Ukrainian flags, last year a common sight on the East Coast of the United States, are now noticeably absent. With the battles in the Donbas having dropped off the headlines, eclipsed for months by Gaza, this speaks truth to the national mood — but also to the politics in Washington. Whereas exactly a year ago Volodymyr Zelensky was received like a visiting hero by both houses of Congress, now the White House is failing to get critical funding through Capitol Hill so Ukraine can keep fighting. President Joe Biden, blasting the Republicans behind this, called this “the greatest gift” that Vladimir Putin could hope for. He is right.
Ukraine is in danger. The US, to quote Biden, has “run out of money” to help Ukraine and needs Congress to agree to a new funding package to keep crucial arms supply and economic support flowing to Kyiv. The chances of Ukraine getting the $60 billion the White House is asking for before the end of the year is slim.
The long-term outlook for Ukraine is bleak. Senior American officials believe that while security funding will eventually pass, the vital economic support which Kyiv needs not to face a financial crisis might not. And on the off chance it does, that will certainly be the last time the US can provide such a package.
Biden’s troubles should be a wake-up call to all Europeans from London to Kyiv. If they don’t want to gift the Russian president a massive Ukrainian financial crisis sometime next year — with the state struggling to pay its soldiers and keep its hospitals running — Ukraine’s European allies are going to have to do more. And that means spending more.
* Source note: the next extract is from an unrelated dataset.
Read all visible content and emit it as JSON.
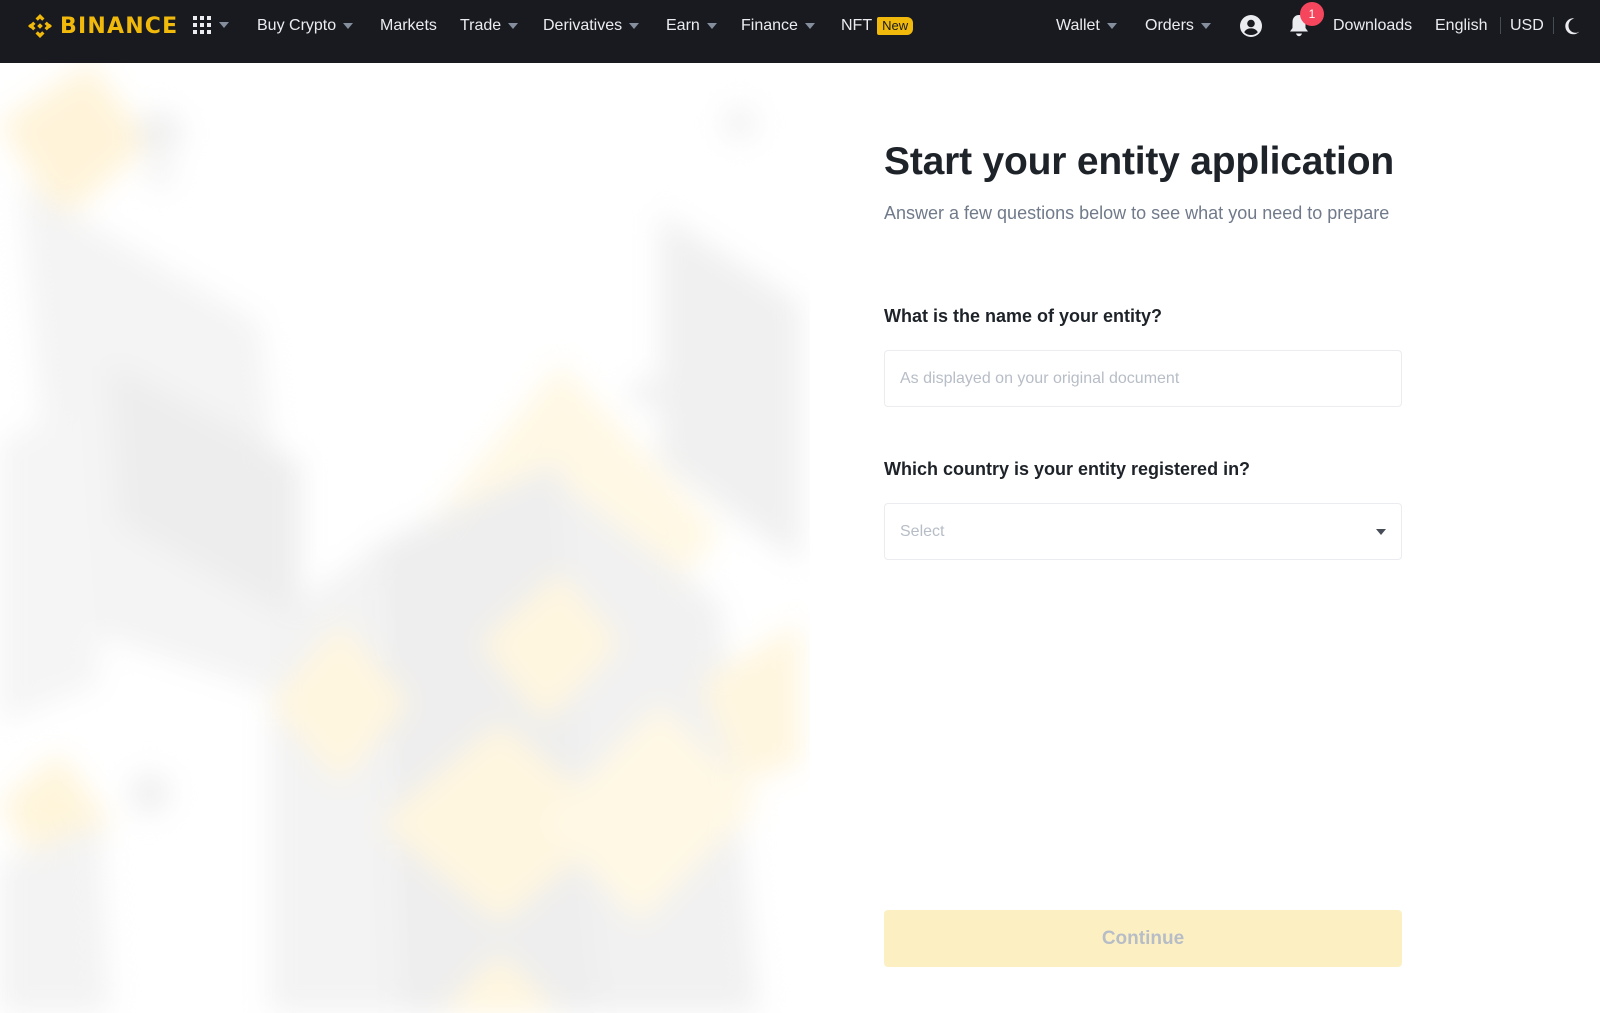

As it stands, when military, financial and humanitarian support are all factored in, the EU, UK and other European allies contribute about two-thirds of total support to Kyiv. The gap is not unbridgeable, but for big states like Britain, this means contributions will still need to rise by billions.
The chances of Ukraine getting the $60 billion the White House is asking for before the end of the year is slim
Ukraine’s failed offensive and now the loss of interest of its most powerful backer is handing the advantage once again to Putin. This doesn’t mean Russia is about to overrun Ukraine. The Kremlin’s army was ravaged by its own failed 2022 offensives and it has its own huge problems doing combined arms operations. But in the First World War-like conditions in eastern and southern Ukraine the battle is about exhausting and demoralising not only your opponent's armies, but also their society. Putin, who thinks of himself as a historical peer to the great czars in Russian history, who fought decades long wars and lost whole armies, only to triumph, believes he can win.
Russia is getting stronger. Senior US officials believe that the Russia of 2023 is profoundly different from the pre-war actor. They see the Kremlin as having thrown in its lot with Iran and North Korea, which it is heavily supporting, in return for large amounts of weapons. Moscow is building up its weaponry. Russia is on course to manufacture two million shells a year and far outstrips Western production in what has ultimately become an artillery war. This is still far from what it needs — its army fired 12 million shells last year — but in this race not to run out first, Moscow is ahead.
Worse still, the EU is nowhere near its one-million-shell target.
Britain needs to face facts. The Conservative Party, seen from Washington, has led a showboating policy when it comes to Ukraine. Picking flashy military transfers the UK can send before the United States, in order to avoid the hard task of investing in arms plants, or coughing up as much as it can when it comes to financial support. Russia is not interested in negotiating, but in ultimate victory. Putin would even see temporary truces as simply pauses to rearm.
If Britain is serious about supporting Ukraine, that means a serious long term investment not only in the Army but the defence industry, as rightly championed by Labour’s shadow defence secretary John Healey. Britain’s weapons stocks are more run down and hollowed out than its prisons and hospitals. The situation is so bad that General Sir Richard Barrons, former head of the joint chiefs, has even warned that if fighting Russia the UK would run out of ammunition in a day.
The UK and its European allies need a rearmament plan. Flashy, this is not, nor will it be cheap. But it is absolutely necessary.
Ben Judah is an Evening Standard columnist and fellow of the Atlantic Council